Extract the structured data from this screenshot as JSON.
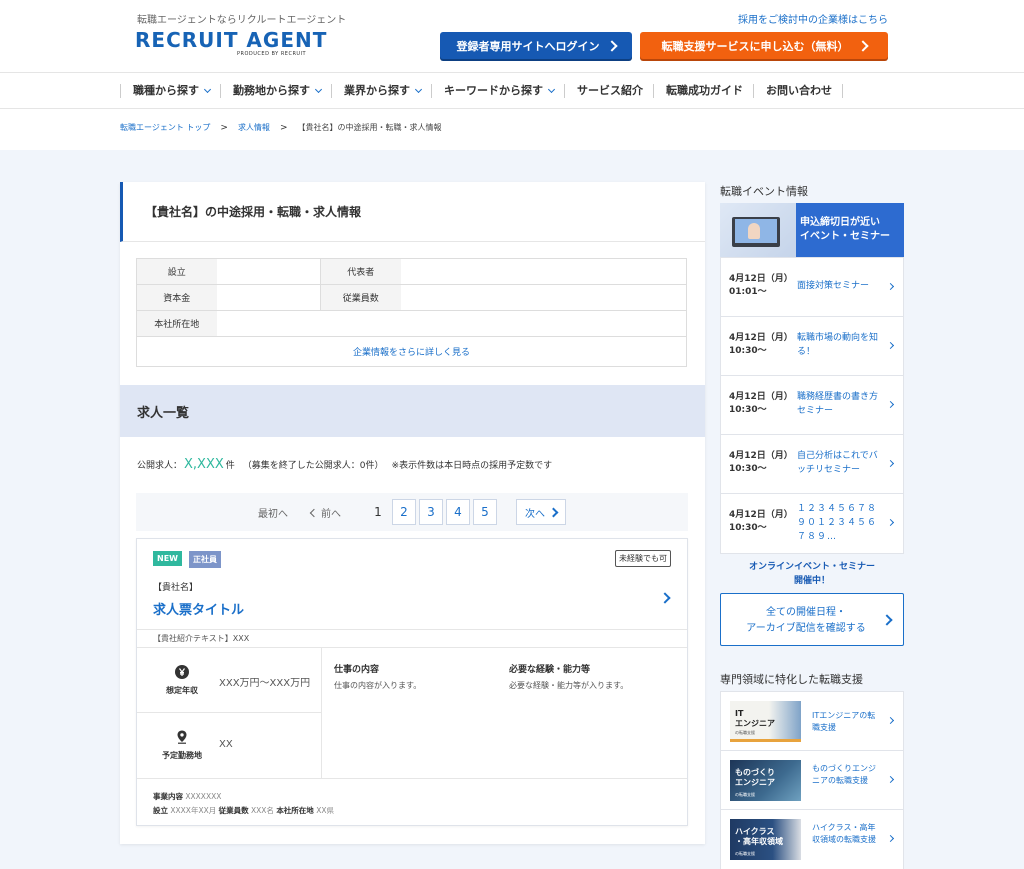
{
  "header": {
    "tagline": "転職エージェントならリクルートエージェント",
    "logo": "RECRUIT AGENT",
    "logo_sub": "PRODUCED BY RECRUIT",
    "corporate_link": "採用をご検討中の企業様はこちら",
    "member_button": "登録者専用サイトへログイン",
    "apply_button": "転職支援サービスに申し込む（無料）"
  },
  "nav": {
    "items": [
      {
        "label": "職種から探す",
        "dropdown": true
      },
      {
        "label": "勤務地から探す",
        "dropdown": true
      },
      {
        "label": "業界から探す",
        "dropdown": true
      },
      {
        "label": "キーワードから探す",
        "dropdown": true
      },
      {
        "label": "サービス紹介",
        "dropdown": false
      },
      {
        "label": "転職成功ガイド",
        "dropdown": false
      },
      {
        "label": "お問い合わせ",
        "dropdown": false
      }
    ]
  },
  "breadcrumb": {
    "top": "転職エージェント トップ",
    "jobs": "求人情報",
    "current": "【貴社名】の中途採用・転職・求人情報"
  },
  "company": {
    "title": "【貴社名】の中途採用・転職・求人情報",
    "labels": {
      "founded": "設立",
      "representative": "代表者",
      "capital": "資本金",
      "employees": "従業員数",
      "address": "本社所在地"
    },
    "more_link": "企業情報をさらに詳しく見る"
  },
  "joblist": {
    "heading": "求人一覧",
    "public_label": "公開求人：",
    "public_count": "X,XXX",
    "public_unit": "件",
    "closed_note": "（募集を終了した公開求人：0件）",
    "note": "※表示件数は本日時点の採用予定数です"
  },
  "pager": {
    "first": "最初へ",
    "prev": "前へ",
    "current": "1",
    "pages": [
      "2",
      "3",
      "4",
      "5"
    ],
    "next": "次へ"
  },
  "job": {
    "badge_new": "NEW",
    "badge_type": "正社員",
    "badge_noexp": "未経験でも可",
    "company": "【貴社名】",
    "title": "求人票タイトル",
    "intro": "【貴社紹介テキスト】XXX",
    "salary_label": "想定年収",
    "salary_value": "XXX万円〜XXX万円",
    "location_label": "予定勤務地",
    "location_value": "XX",
    "work_heading": "仕事の内容",
    "work_text": "仕事の内容が入ります。",
    "req_heading": "必要な経験・能力等",
    "req_text": "必要な経験・能力等が入ります。",
    "foot": {
      "business_label": "事業内容",
      "business_value": "XXXXXXX",
      "founded_label": "設立",
      "founded_value": "XXXX年XX月",
      "employees_label": "従業員数",
      "employees_value": "XXX名",
      "address_label": "本社所在地",
      "address_value": "XX県"
    }
  },
  "sidebar": {
    "events_heading": "転職イベント情報",
    "banner_line1": "申込締切日が近い",
    "banner_line2": "イベント・セミナー",
    "events": [
      {
        "date1": "4月12日（月）",
        "date2": "01:01〜",
        "name": "面接対策セミナー"
      },
      {
        "date1": "4月12日（月）",
        "date2": "10:30〜",
        "name": "転職市場の動向を知る！"
      },
      {
        "date1": "4月12日（月）",
        "date2": "10:30〜",
        "name": "職務経歴書の書き方セミナー"
      },
      {
        "date1": "4月12日（月）",
        "date2": "10:30〜",
        "name": "自己分析はこれでバッチリセミナー"
      },
      {
        "date1": "4月12日（月）",
        "date2": "10:30〜",
        "name": "１２３４５６７８９０１２３４５６７８９…"
      }
    ],
    "online_line1": "オンラインイベント・セミナー",
    "online_line2": "開催中！",
    "archive_line1": "全ての開催日程・",
    "archive_line2": "アーカイブ配信を確認する",
    "support_heading": "専門領域に特化した転職支援",
    "support": [
      {
        "tag1": "IT",
        "tag2": "エンジニア",
        "small": "の転職支援",
        "name": "ITエンジニアの転職支援"
      },
      {
        "tag1": "ものづくり",
        "tag2": "エンジニア",
        "small": "の転職支援",
        "name": "ものづくりエンジニアの転職支援"
      },
      {
        "tag1": "ハイクラス",
        "tag2": "・高年収領域",
        "small": "の転職支援",
        "name": "ハイクラス・高年収領域の転職支援"
      }
    ]
  }
}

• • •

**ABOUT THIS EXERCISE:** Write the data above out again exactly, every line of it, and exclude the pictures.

**SOLUTION BELOW:**
Extract the structured data from this screenshot as JSON.
{
  "header": {
    "tagline": "転職エージェントならリクルートエージェント",
    "logo": "RECRUIT AGENT",
    "logo_sub": "PRODUCED BY RECRUIT",
    "corporate_link": "採用をご検討中の企業様はこちら",
    "member_button": "登録者専用サイトへログイン",
    "apply_button": "転職支援サービスに申し込む（無料）"
  },
  "nav": {
    "items": [
      {
        "label": "職種から探す",
        "dropdown": true
      },
      {
        "label": "勤務地から探す",
        "dropdown": true
      },
      {
        "label": "業界から探す",
        "dropdown": true
      },
      {
        "label": "キーワードから探す",
        "dropdown": true
      },
      {
        "label": "サービス紹介",
        "dropdown": false
      },
      {
        "label": "転職成功ガイド",
        "dropdown": false
      },
      {
        "label": "お問い合わせ",
        "dropdown": false
      }
    ]
  },
  "breadcrumb": {
    "top": "転職エージェント トップ",
    "jobs": "求人情報",
    "current": "【貴社名】の中途採用・転職・求人情報"
  },
  "company": {
    "title": "【貴社名】の中途採用・転職・求人情報",
    "labels": {
      "founded": "設立",
      "representative": "代表者",
      "capital": "資本金",
      "employees": "従業員数",
      "address": "本社所在地"
    },
    "more_link": "企業情報をさらに詳しく見る"
  },
  "joblist": {
    "heading": "求人一覧",
    "public_label": "公開求人：",
    "public_count": "X,XXX",
    "public_unit": "件",
    "closed_note": "（募集を終了した公開求人：0件）",
    "note": "※表示件数は本日時点の採用予定数です"
  },
  "pager": {
    "first": "最初へ",
    "prev": "前へ",
    "current": "1",
    "pages": [
      "2",
      "3",
      "4",
      "5"
    ],
    "next": "次へ"
  },
  "job": {
    "badge_new": "NEW",
    "badge_type": "正社員",
    "badge_noexp": "未経験でも可",
    "company": "【貴社名】",
    "title": "求人票タイトル",
    "intro": "【貴社紹介テキスト】XXX",
    "salary_label": "想定年収",
    "salary_value": "XXX万円〜XXX万円",
    "location_label": "予定勤務地",
    "location_value": "XX",
    "work_heading": "仕事の内容",
    "work_text": "仕事の内容が入ります。",
    "req_heading": "必要な経験・能力等",
    "req_text": "必要な経験・能力等が入ります。",
    "foot": {
      "business_label": "事業内容",
      "business_value": "XXXXXXX",
      "founded_label": "設立",
      "founded_value": "XXXX年XX月",
      "employees_label": "従業員数",
      "employees_value": "XXX名",
      "address_label": "本社所在地",
      "address_value": "XX県"
    }
  },
  "sidebar": {
    "events_heading": "転職イベント情報",
    "banner_line1": "申込締切日が近い",
    "banner_line2": "イベント・セミナー",
    "events": [
      {
        "date1": "4月12日（月）",
        "date2": "01:01〜",
        "name": "面接対策セミナー"
      },
      {
        "date1": "4月12日（月）",
        "date2": "10:30〜",
        "name": "転職市場の動向を知る！"
      },
      {
        "date1": "4月12日（月）",
        "date2": "10:30〜",
        "name": "職務経歴書の書き方セミナー"
      },
      {
        "date1": "4月12日（月）",
        "date2": "10:30〜",
        "name": "自己分析はこれでバッチリセミナー"
      },
      {
        "date1": "4月12日（月）",
        "date2": "10:30〜",
        "name": "１２３４５６７８９０１２３４５６７８９…"
      }
    ],
    "online_line1": "オンラインイベント・セミナー",
    "online_line2": "開催中！",
    "archive_line1": "全ての開催日程・",
    "archive_line2": "アーカイブ配信を確認する",
    "support_heading": "専門領域に特化した転職支援",
    "support": [
      {
        "tag1": "IT",
        "tag2": "エンジニア",
        "small": "の転職支援",
        "name": "ITエンジニアの転職支援"
      },
      {
        "tag1": "ものづくり",
        "tag2": "エンジニア",
        "small": "の転職支援",
        "name": "ものづくりエンジニアの転職支援"
      },
      {
        "tag1": "ハイクラス",
        "tag2": "・高年収領域",
        "small": "の転職支援",
        "name": "ハイクラス・高年収領域の転職支援"
      }
    ]
  }
}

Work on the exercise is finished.